● Exercise goal
Copy the data below verbatim, leaving no line out.

● Material for this task

==================================================

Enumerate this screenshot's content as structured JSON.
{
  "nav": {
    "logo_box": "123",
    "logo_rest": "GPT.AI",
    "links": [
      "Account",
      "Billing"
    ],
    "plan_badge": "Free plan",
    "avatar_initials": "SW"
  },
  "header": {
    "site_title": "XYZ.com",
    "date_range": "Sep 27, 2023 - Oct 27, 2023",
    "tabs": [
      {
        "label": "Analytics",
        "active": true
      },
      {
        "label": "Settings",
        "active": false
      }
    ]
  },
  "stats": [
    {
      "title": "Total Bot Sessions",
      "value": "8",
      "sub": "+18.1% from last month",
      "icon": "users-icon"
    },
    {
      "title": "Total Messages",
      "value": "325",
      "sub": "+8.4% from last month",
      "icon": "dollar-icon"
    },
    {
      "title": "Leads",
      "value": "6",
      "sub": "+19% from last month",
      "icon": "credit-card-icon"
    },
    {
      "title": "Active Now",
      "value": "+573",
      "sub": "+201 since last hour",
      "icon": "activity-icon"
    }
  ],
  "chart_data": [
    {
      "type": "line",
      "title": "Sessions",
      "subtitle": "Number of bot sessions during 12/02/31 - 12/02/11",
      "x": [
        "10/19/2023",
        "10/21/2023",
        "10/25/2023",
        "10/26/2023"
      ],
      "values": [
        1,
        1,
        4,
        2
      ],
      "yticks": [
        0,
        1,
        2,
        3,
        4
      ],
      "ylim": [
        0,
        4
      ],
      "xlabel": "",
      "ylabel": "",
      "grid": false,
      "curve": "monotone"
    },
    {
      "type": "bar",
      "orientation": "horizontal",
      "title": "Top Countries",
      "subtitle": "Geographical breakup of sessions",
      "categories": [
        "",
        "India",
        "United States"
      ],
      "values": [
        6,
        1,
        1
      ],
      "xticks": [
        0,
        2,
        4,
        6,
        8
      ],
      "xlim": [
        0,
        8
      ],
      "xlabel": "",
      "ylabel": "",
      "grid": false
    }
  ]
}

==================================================

● Task answer
Enumerate this screenshot's content as structured JSON.
{
  "nav": {
    "logo_box": "123",
    "logo_rest": "GPT.AI",
    "links": [
      "Account",
      "Billing"
    ],
    "plan_badge": "Free plan",
    "avatar_initials": "SW"
  },
  "header": {
    "site_title": "XYZ.com",
    "date_range": "Sep 27, 2023 - Oct 27, 2023",
    "tabs": [
      {
        "label": "Analytics",
        "active": true
      },
      {
        "label": "Settings",
        "active": false
      }
    ]
  },
  "stats": [
    {
      "title": "Total Bot Sessions",
      "value": "8",
      "sub": "+18.1% from last month",
      "icon": "users-icon"
    },
    {
      "title": "Total Messages",
      "value": "325",
      "sub": "+8.4% from last month",
      "icon": "dollar-icon"
    },
    {
      "title": "Leads",
      "value": "6",
      "sub": "+19% from last month",
      "icon": "credit-card-icon"
    },
    {
      "title": "Active Now",
      "value": "+573",
      "sub": "+201 since last hour",
      "icon": "activity-icon"
    }
  ],
  "chart_data": [
    {
      "type": "line",
      "title": "Sessions",
      "subtitle": "Number of bot sessions during 12/02/31 - 12/02/11",
      "x": [
        "10/19/2023",
        "10/21/2023",
        "10/25/2023",
        "10/26/2023"
      ],
      "values": [
        1,
        1,
        4,
        2
      ],
      "yticks": [
        0,
        1,
        2,
        3,
        4
      ],
      "ylim": [
        0,
        4
      ],
      "xlabel": "",
      "ylabel": "",
      "grid": false,
      "curve": "monotone"
    },
    {
      "type": "bar",
      "orientation": "horizontal",
      "title": "Top Countries",
      "subtitle": "Geographical breakup of sessions",
      "categories": [
        "",
        "India",
        "United States"
      ],
      "values": [
        6,
        1,
        1
      ],
      "xticks": [
        0,
        2,
        4,
        6,
        8
      ],
      "xlim": [
        0,
        8
      ],
      "xlabel": "",
      "ylabel": "",
      "grid": false
    }
  ]
}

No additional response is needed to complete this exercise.